-- Exercise requirements --
Only the lines that hold "users" should be in the answer, each copied from the data below.

-- Provided material --
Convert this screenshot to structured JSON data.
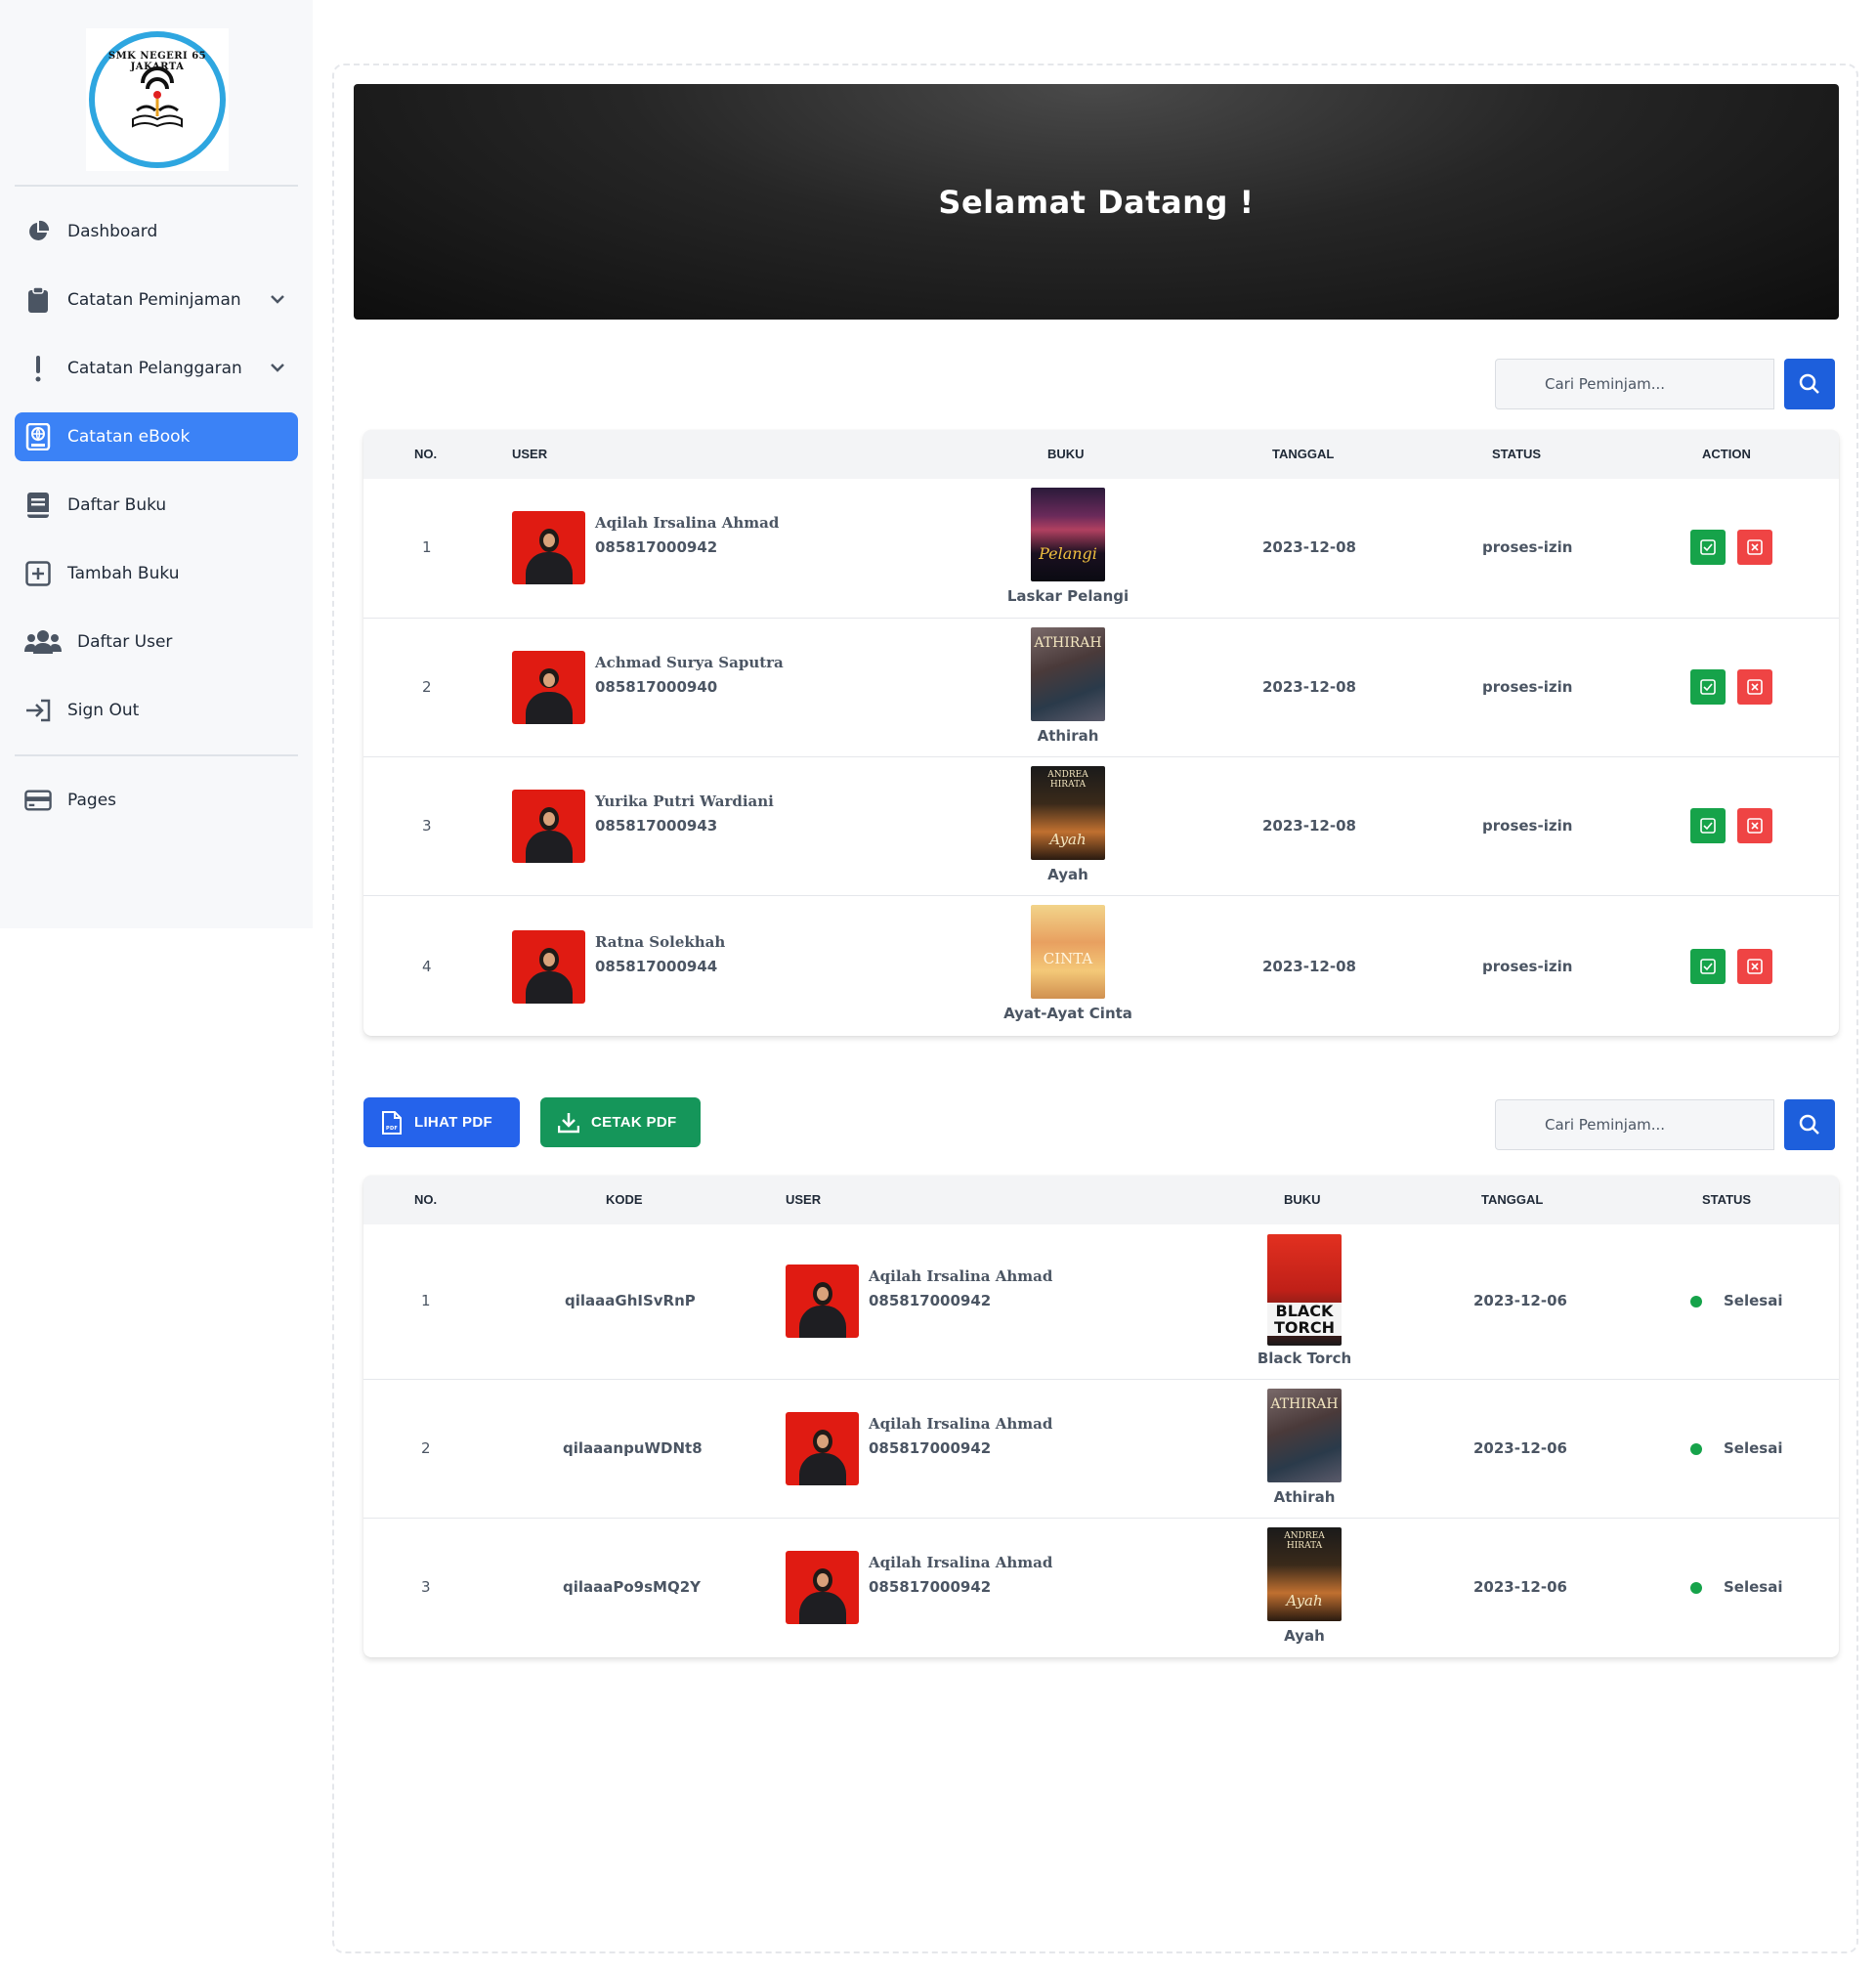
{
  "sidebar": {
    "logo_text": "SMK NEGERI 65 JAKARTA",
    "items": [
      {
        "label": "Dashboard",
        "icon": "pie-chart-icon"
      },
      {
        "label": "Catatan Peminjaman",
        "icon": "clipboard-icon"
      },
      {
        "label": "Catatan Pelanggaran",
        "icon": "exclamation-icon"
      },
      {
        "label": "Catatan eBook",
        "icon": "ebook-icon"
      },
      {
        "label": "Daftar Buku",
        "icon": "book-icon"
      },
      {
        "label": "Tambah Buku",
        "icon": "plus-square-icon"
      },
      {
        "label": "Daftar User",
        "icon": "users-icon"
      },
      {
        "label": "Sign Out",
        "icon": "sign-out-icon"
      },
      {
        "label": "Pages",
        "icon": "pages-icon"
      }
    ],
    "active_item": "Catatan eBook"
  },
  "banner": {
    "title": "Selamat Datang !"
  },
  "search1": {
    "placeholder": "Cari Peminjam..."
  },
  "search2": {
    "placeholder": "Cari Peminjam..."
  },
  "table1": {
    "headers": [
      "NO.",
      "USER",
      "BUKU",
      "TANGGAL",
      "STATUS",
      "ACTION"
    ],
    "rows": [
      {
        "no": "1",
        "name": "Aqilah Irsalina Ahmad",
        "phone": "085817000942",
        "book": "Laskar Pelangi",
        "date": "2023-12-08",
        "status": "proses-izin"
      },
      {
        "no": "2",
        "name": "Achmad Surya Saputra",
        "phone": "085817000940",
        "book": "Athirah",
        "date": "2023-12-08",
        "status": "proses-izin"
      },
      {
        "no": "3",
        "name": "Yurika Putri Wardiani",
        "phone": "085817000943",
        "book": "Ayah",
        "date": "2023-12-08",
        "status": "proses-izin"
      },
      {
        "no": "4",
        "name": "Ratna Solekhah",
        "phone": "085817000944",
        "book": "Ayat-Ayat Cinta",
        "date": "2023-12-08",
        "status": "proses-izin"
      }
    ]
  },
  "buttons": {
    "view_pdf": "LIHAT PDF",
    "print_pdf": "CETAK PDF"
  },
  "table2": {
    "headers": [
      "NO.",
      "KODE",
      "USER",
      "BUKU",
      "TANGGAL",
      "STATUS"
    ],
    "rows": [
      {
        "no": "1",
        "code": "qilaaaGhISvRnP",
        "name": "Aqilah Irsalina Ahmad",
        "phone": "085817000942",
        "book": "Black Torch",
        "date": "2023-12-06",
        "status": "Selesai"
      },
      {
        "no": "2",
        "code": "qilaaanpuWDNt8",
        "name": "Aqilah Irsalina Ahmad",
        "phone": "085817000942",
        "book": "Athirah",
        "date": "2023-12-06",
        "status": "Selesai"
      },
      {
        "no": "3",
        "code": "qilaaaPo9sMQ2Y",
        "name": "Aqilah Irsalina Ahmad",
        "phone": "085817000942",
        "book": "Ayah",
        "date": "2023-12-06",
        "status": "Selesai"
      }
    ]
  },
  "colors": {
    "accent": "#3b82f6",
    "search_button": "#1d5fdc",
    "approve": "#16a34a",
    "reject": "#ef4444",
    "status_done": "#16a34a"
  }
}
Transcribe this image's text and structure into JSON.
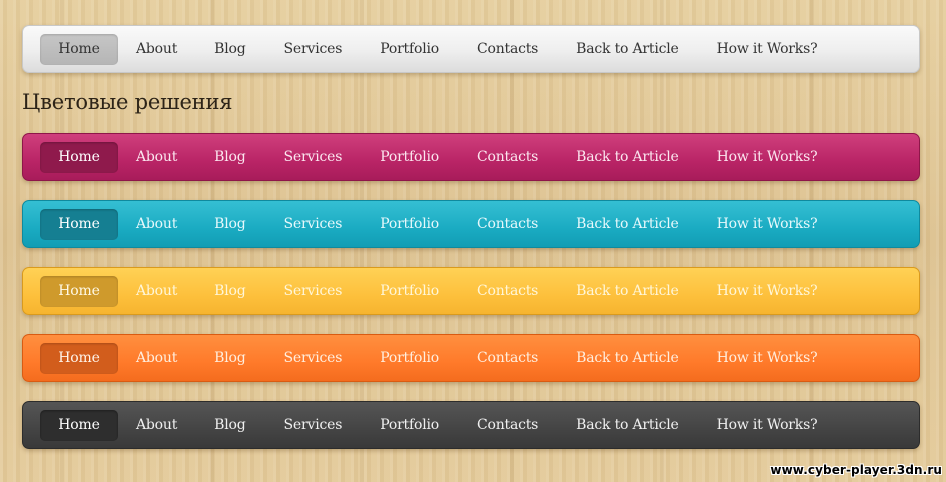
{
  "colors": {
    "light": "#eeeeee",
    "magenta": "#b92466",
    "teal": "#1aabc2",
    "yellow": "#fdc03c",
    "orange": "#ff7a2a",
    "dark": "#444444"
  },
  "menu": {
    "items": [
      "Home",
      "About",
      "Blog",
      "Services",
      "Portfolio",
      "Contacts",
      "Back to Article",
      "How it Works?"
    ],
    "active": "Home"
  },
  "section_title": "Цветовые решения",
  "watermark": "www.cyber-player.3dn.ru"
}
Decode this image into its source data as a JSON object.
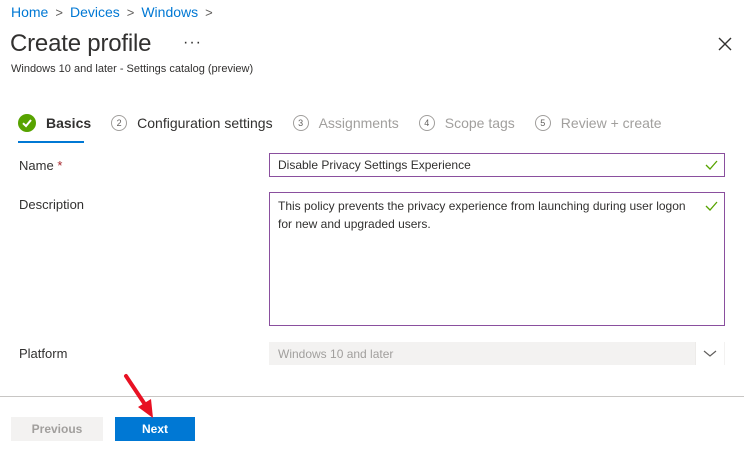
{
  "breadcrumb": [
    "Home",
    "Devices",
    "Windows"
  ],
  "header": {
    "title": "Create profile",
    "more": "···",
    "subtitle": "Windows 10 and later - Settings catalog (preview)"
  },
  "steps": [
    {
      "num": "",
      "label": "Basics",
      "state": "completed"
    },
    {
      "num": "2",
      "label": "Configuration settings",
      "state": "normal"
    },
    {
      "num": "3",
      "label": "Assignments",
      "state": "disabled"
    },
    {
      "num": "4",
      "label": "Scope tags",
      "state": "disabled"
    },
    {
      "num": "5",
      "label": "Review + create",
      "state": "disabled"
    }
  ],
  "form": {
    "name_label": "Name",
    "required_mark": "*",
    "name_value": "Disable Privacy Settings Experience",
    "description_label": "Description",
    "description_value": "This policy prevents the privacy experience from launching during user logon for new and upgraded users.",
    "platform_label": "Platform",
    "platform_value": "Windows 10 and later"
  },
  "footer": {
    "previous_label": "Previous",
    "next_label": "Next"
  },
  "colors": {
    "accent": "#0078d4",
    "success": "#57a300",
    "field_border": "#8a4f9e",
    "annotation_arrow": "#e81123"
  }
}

-- Solution to the problem --
        "icon": "users-icon"
    "description_value": "This policy prevents the privacy experience from launching during user logon for new and upgraded users.",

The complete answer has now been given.